---------- GIVEN RECORDS
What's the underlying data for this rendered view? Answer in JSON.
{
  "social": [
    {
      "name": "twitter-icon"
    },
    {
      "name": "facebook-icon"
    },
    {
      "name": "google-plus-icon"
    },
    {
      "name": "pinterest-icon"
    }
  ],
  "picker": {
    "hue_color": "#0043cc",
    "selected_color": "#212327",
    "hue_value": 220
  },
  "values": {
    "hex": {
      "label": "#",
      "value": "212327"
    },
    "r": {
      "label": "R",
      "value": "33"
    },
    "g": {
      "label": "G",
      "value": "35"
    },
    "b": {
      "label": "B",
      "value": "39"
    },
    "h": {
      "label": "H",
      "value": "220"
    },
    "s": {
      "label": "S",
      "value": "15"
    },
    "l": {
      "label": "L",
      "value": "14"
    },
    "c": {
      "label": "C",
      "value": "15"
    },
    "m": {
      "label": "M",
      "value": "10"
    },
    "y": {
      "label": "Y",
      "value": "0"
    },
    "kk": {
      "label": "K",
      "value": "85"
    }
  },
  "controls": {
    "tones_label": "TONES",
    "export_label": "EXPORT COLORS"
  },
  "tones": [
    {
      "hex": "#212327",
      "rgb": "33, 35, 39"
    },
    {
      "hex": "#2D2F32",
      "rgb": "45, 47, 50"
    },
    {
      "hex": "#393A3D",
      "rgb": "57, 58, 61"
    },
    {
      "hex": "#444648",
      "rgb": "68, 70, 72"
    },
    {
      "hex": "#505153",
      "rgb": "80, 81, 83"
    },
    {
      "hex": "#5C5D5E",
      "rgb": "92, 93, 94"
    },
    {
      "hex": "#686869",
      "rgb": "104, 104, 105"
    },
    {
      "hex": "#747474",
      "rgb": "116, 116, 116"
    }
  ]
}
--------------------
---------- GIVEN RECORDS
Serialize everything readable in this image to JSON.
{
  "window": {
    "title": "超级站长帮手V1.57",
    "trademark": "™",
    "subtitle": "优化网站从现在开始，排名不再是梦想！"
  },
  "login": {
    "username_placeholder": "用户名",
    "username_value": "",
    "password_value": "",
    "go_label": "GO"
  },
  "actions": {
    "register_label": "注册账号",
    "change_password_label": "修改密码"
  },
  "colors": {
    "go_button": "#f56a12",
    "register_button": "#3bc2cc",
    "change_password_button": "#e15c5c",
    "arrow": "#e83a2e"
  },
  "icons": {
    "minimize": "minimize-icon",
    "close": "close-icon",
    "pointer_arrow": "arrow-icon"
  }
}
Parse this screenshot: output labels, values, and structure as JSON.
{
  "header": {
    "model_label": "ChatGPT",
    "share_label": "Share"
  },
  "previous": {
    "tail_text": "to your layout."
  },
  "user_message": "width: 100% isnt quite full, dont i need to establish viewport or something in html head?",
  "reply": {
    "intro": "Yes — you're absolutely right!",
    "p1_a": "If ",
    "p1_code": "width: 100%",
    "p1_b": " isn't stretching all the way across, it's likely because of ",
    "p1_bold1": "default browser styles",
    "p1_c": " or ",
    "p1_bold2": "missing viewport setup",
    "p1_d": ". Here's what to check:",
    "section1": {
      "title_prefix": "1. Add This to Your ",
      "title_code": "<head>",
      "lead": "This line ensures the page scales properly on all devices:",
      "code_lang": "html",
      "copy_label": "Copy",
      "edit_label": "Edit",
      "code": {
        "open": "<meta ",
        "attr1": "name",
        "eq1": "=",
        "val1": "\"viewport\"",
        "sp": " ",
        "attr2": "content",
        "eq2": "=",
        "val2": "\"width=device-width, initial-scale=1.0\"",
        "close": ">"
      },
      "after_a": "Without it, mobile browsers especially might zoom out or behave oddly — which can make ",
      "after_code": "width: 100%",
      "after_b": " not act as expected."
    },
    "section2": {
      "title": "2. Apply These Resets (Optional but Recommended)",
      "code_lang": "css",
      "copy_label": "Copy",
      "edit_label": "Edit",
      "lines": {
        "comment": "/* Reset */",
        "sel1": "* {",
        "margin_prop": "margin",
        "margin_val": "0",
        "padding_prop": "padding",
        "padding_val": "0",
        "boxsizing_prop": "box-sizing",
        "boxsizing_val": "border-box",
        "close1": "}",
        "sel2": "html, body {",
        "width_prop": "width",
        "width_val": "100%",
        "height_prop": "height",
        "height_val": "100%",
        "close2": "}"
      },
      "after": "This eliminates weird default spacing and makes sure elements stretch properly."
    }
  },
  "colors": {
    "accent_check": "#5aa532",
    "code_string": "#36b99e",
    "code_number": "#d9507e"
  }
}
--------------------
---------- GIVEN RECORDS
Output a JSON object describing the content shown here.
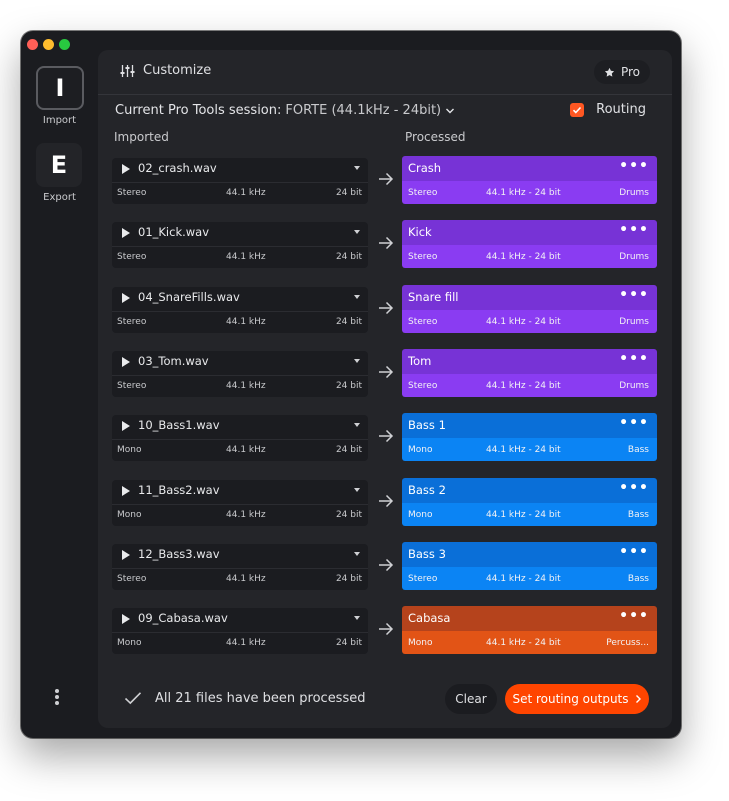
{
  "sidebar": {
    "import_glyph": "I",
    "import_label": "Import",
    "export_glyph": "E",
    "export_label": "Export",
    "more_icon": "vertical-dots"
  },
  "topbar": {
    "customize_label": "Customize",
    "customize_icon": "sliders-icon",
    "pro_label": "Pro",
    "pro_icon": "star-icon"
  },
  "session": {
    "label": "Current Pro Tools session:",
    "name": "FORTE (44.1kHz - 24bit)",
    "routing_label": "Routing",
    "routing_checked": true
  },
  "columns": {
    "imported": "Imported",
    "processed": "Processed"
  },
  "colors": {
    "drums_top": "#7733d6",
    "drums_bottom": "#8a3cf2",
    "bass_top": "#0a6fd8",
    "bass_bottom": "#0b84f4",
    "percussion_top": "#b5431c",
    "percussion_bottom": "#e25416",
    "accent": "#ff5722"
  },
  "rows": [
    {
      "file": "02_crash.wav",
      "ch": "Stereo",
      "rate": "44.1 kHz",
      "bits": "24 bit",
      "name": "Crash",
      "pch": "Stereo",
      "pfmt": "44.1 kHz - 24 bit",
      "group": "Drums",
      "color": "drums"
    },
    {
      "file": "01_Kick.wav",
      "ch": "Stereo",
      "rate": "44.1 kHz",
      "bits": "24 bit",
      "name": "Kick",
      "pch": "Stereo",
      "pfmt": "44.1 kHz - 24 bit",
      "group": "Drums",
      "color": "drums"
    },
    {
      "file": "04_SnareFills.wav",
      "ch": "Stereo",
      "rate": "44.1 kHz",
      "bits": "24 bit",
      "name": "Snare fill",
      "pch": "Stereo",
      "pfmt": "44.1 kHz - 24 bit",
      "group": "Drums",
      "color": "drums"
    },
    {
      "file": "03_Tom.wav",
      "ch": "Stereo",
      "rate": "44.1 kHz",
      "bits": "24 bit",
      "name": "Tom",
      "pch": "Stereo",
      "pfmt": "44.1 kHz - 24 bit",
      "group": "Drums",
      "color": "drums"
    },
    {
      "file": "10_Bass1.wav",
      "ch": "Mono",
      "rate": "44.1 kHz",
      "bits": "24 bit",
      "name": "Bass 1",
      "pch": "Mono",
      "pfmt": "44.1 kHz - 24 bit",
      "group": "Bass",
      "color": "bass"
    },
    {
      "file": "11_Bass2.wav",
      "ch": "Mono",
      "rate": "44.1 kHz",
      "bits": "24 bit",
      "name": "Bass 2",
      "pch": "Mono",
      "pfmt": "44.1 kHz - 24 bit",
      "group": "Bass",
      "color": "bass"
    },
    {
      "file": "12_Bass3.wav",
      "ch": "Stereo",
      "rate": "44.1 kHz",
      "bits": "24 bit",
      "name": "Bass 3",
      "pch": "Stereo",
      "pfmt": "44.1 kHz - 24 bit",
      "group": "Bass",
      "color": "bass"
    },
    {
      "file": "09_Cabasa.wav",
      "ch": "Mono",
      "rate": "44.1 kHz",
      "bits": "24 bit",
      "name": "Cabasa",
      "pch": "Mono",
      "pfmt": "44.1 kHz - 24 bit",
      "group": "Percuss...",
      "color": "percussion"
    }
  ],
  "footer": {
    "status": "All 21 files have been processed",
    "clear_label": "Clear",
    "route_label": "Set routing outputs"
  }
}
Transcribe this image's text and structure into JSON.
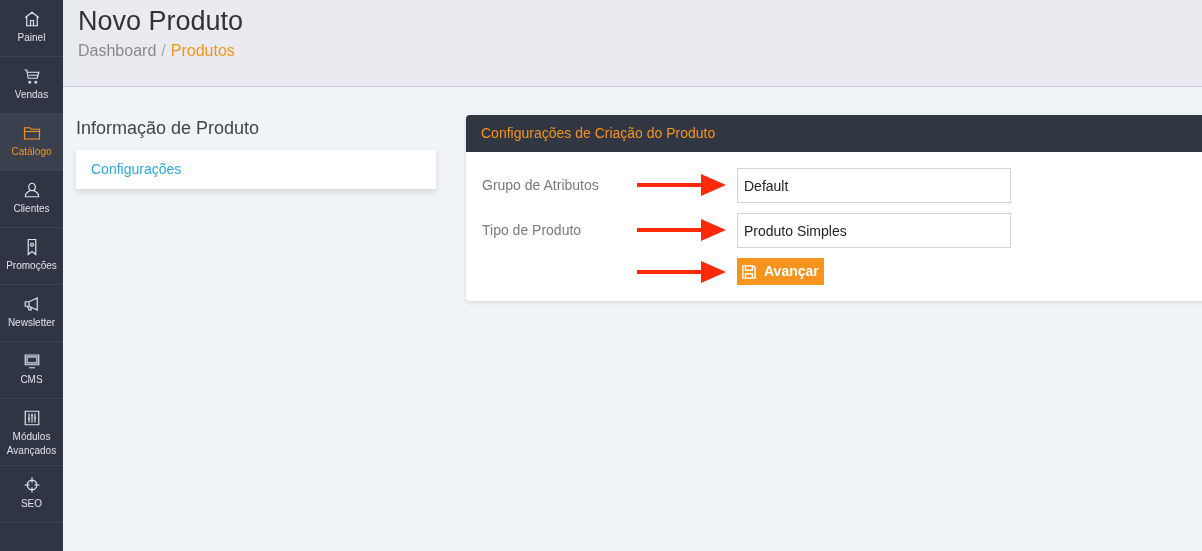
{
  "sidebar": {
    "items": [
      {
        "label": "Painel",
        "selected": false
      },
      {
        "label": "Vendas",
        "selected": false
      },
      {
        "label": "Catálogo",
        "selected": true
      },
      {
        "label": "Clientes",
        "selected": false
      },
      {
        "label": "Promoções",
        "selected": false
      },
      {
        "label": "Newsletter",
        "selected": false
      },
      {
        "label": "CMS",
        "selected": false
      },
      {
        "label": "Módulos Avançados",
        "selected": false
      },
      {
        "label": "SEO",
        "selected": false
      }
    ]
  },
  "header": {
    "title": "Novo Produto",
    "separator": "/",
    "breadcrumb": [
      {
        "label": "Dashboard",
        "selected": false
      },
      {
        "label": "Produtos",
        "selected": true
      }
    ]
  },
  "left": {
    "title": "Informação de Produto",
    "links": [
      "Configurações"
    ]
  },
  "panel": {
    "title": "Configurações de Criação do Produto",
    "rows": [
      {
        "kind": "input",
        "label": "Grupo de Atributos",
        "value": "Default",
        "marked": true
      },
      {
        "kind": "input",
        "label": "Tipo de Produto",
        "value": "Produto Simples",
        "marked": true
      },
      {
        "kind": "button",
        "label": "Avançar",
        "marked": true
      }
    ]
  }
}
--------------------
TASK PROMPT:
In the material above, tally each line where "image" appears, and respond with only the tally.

ANSWER TO THIS EXERCISE:
2